Monday, June 2, 2014

Science Fridays in the ‘Shed



For those of us with school age children, summer vacation presents both joys and challenges. It can be a welcome reprieve, not having to adhere to the bus and school routine five days a week. On the other hand, the relaxed schedule can be a mixed blessing: lots of opportunities to do those things for which we haven’t had time all year, but also lots of hours to fill.

If, like me, you’re home at least part-time with your kid(s) during these 10-or-so weeks, you may be looking for new ways to spend your days. Especially mid-summer, after the novelty of not having to rush out the door in the morning has worn off, and the word “bored” is showing up in conversations, you may be wondering what’s out there. We are fortunate, here on the South Shore, to have nearly endless options.  

There are camps, there are day programs, there are all sorts of events offered through local libraries and recreation departments. Blueberry picking (Scituate, Hanson) is always a favorite of ours, as are group explorations of conservation areas where the kids can enjoy unstructured play. The places we’ve enjoyed most so far, with our crew of friends (ages 5-10) and their parents, are Willow Brook Farm in Pembroke, Couch Beach (via Couch Cemetery) in North Marshfield, and the Norris Reservation in Norwell. All offer well-shaded trails and a respite from the summer heat.

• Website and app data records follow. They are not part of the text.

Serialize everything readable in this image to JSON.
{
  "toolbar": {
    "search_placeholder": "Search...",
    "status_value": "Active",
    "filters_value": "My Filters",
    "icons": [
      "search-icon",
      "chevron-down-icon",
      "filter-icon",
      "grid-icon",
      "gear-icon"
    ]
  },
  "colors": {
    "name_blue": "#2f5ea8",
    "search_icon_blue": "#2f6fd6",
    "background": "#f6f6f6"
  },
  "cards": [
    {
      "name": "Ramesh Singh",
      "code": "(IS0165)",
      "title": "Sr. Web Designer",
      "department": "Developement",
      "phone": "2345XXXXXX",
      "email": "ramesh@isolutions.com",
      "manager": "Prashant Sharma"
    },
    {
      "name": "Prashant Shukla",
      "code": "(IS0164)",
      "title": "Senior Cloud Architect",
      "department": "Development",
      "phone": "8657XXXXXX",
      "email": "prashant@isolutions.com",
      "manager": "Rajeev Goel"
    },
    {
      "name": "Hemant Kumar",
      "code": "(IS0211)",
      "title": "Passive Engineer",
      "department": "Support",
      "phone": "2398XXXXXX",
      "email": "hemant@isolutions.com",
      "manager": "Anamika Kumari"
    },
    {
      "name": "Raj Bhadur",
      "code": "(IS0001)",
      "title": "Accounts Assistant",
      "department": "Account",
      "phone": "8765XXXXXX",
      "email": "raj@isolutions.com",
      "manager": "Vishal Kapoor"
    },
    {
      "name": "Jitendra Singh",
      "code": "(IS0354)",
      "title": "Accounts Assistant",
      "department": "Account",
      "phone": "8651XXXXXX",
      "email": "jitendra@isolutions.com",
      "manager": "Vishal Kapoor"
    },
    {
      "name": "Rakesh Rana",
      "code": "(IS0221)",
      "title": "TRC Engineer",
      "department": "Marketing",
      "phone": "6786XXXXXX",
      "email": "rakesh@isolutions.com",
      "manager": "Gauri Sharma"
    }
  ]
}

One relatively new option on the local scene is offered by the North and South Rivers Watershed Association (NSRWA): a series of outdoors explorations for families otherwise known as Science Fridays in the ‘Shed.

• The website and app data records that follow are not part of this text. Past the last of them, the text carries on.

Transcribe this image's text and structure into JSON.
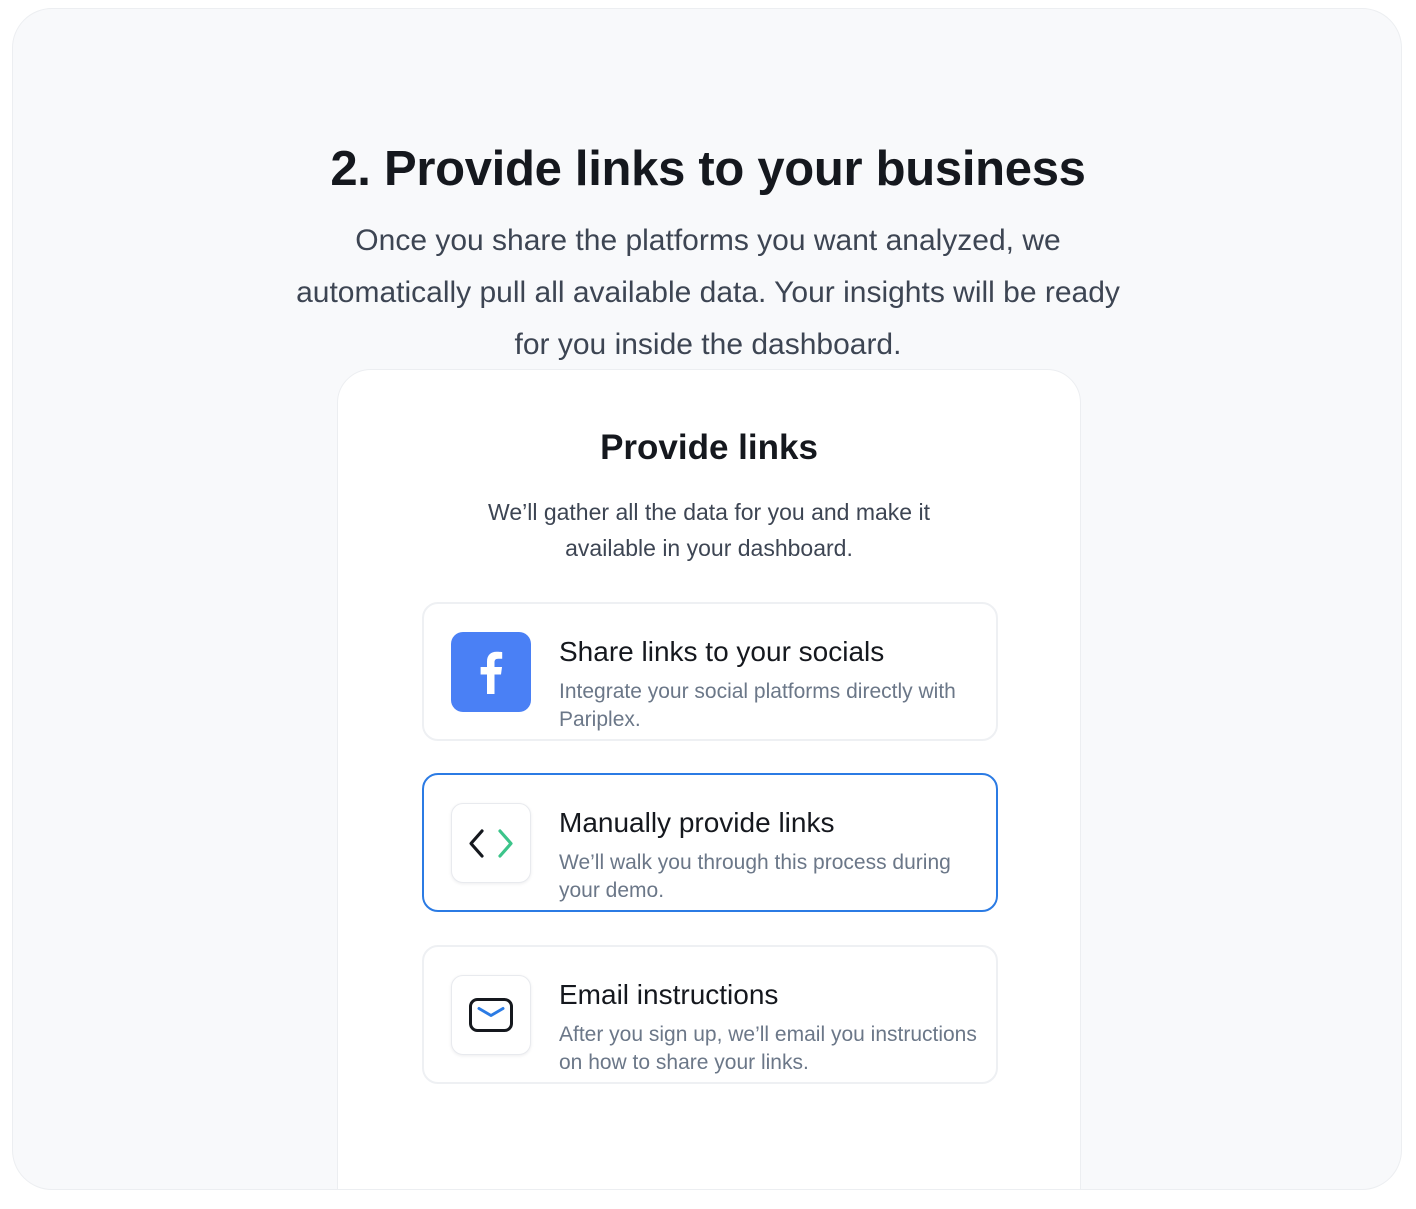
{
  "section": {
    "heading": "2. Provide links to your business",
    "lead": "Once you share the platforms you want analyzed, we automatically pull all available data. Your insights will be ready for you inside the dashboard."
  },
  "card": {
    "title": "Provide links",
    "subtitle": "We’ll gather all the data for you and make it available in your dashboard.",
    "options": [
      {
        "icon": "facebook-icon",
        "title": "Share links to your socials",
        "description": "Integrate your social platforms directly with Pariplex.",
        "selected": false
      },
      {
        "icon": "code-brackets-icon",
        "title": "Manually provide links",
        "description": "We’ll walk you through this process during your demo.",
        "selected": true
      },
      {
        "icon": "mail-icon",
        "title": "Email instructions",
        "description": "After you sign up, we’ll email you instructions on how to share your links.",
        "selected": false
      }
    ]
  },
  "colors": {
    "accent": "#2b7be4",
    "facebook": "#4a80f5",
    "code_green": "#3cc48a",
    "mail_blue": "#2b7be4"
  }
}
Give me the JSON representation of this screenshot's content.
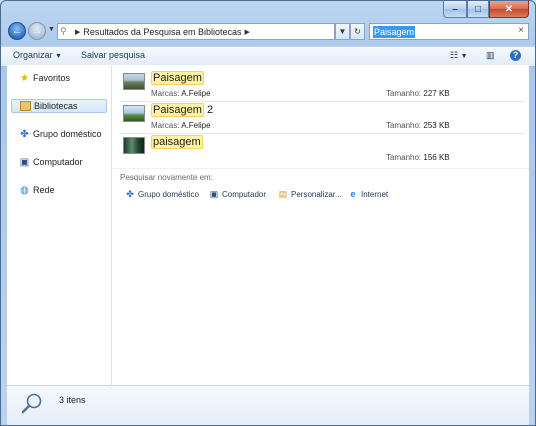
{
  "window": {
    "minimize": "–",
    "maximize": "□",
    "close": "✕"
  },
  "navbar": {
    "back": "←",
    "forward": "→",
    "address": "Resultados da Pesquisa em Bibliotecas",
    "search_value": "Paisagem"
  },
  "toolbar": {
    "organize": "Organizar",
    "save_search": "Salvar pesquisa"
  },
  "sidebar": {
    "items": [
      {
        "label": "Favoritos",
        "icon": "star-icon"
      },
      {
        "label": "Bibliotecas",
        "icon": "library-icon",
        "selected": true
      },
      {
        "label": "Grupo doméstico",
        "icon": "homegroup-icon"
      },
      {
        "label": "Computador",
        "icon": "computer-icon"
      },
      {
        "label": "Rede",
        "icon": "network-icon"
      }
    ]
  },
  "results": [
    {
      "match": "Paisagem",
      "rest": "",
      "tags_label": "Marcas:",
      "tags": "A.Felipe",
      "size_label": "Tamanho:",
      "size": "227 KB"
    },
    {
      "match": "Paisagem",
      "rest": " 2",
      "tags_label": "Marcas:",
      "tags": "A.Felipe",
      "size_label": "Tamanho:",
      "size": "253 KB"
    },
    {
      "match": "paisagem",
      "rest": "",
      "tags_label": "",
      "tags": "",
      "size_label": "Tamanho:",
      "size": "156 KB"
    }
  ],
  "search_again": {
    "label": "Pesquisar novamente em:",
    "options": [
      {
        "label": "Grupo doméstico",
        "icon": "homegroup-icon"
      },
      {
        "label": "Computador",
        "icon": "computer-icon"
      },
      {
        "label": "Personalizar...",
        "icon": "folder-search-icon"
      },
      {
        "label": "Internet",
        "icon": "internet-explorer-icon"
      }
    ]
  },
  "status": {
    "count": "3 itens"
  },
  "colors": {
    "highlight": "#fff4a3",
    "selection": "#3399ff",
    "accent": "#1e395b"
  }
}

Last year my son and I participated in the very first Science Friday. We joined a small group of parents and children, along with Samantha Woods and Sara Grady from the NSRWA, and hiked out from Third Cliff in Scituate to The Spit at the mouth of the North River. Along the way, we tested the salinity of marsh creeks, learned about some of the grasses and other vegetation that grows in the zone between the land and the sea, and kept our eyes open for shorebirds and horseshoe crabs. The trip was timed for low tide, so we could spend most of our time checking out the tide pools – familiarizing ourselves with the creatures and plants that make their home among the rocks at the edge of the ocean.

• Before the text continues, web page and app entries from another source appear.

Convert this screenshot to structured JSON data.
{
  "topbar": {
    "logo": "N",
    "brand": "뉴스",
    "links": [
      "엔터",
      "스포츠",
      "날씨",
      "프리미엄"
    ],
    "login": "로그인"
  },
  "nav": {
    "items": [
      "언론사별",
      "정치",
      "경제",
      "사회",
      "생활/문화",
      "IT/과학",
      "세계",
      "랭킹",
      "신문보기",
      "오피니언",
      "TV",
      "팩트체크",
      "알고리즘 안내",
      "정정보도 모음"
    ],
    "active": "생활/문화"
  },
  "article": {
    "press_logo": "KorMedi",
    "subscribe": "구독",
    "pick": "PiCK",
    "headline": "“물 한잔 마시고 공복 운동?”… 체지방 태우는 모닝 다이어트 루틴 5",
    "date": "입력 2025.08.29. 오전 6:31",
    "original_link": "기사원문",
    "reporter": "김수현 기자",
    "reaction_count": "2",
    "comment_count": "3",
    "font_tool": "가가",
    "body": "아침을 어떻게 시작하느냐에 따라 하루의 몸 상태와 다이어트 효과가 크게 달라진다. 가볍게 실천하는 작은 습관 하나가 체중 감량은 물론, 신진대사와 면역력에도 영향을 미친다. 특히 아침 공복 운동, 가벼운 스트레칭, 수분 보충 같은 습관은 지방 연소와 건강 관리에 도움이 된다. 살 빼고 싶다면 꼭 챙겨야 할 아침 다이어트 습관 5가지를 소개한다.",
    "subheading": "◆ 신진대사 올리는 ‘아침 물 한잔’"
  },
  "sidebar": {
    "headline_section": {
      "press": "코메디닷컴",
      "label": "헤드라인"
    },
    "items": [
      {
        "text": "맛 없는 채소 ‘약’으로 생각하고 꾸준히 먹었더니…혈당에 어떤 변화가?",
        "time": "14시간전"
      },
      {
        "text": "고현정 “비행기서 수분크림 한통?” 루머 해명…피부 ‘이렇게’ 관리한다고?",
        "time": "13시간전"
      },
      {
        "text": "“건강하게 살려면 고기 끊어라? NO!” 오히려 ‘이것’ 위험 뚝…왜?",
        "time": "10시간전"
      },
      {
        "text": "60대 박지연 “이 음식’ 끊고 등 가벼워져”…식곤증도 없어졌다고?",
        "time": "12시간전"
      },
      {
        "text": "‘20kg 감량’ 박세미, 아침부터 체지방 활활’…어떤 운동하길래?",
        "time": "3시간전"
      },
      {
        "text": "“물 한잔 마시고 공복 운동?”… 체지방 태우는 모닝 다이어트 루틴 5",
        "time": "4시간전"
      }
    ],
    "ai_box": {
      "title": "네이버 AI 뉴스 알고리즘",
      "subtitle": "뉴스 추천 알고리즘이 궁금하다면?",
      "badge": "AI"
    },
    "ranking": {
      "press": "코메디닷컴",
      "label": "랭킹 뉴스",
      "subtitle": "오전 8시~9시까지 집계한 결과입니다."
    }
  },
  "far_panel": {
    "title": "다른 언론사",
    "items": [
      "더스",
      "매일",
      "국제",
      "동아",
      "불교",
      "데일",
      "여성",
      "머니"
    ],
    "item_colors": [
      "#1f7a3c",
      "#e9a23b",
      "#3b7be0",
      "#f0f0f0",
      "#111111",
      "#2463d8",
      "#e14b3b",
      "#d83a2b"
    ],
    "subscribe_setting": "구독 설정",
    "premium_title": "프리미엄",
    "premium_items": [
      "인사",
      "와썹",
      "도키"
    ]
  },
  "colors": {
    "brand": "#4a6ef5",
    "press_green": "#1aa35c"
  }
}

This year the NSRWA has expanded its Science Friday program. There will be four trips this summer, each on a Friday morning from 10-12.

On July 11th, you can learn about freshwater tributaries at the Norris Reservation in Norwell, through which Second Herring Brook flows as it makes its way to the North River.

On July 18th, NSRWA returns to The Spit in Scituate for tidepooling and barrier beach geology.

On July 25th, they will be exploring the North River marshes, via the Messer Conservation Area, off Union Street in North Marshfield.

And on August 15th, there will be a freshwater tidal exploration on the Indian Head River, at the Hanover Canoe Launch.

All of the programs are designed to introduce children and their families to the different habitats and ecology within the North and South Rivers watershed, aka “the ‘shed.” Participants will be actively engaged in collecting field data, and will use scientific sampling gear to analyze water quality and identify plants and animals.

Pre-registration is required. The best way is to sign up online at www.nsrwa.org. The cost is $5 per person for NSRWA members, $10 for non-members, and – this is the best part – no charge for kids 12 and under.

Last year the program sold out, so if you’re interested, consider signing up right away. If your children are at all interested in natural history, ecology, or outdoor exploration, you’ll be glad you did.

 by Kezia Bacon 
May 2014

Kezia Bacon's articles appear courtesy of the North and South Rivers Watershed Association, a local non-profit organization devoted to the preservation, restoration, maintenance and conservation of the North and South Rivers and their watershed. For membership information and a copy of their latest newsletter, contact NSRWA at (781) 659-8168 or visit www.nsrwa.org. To browse 15 years of Nature (Human and Otherwise) columns, visit http://keziabaconbernstein.blogspot.com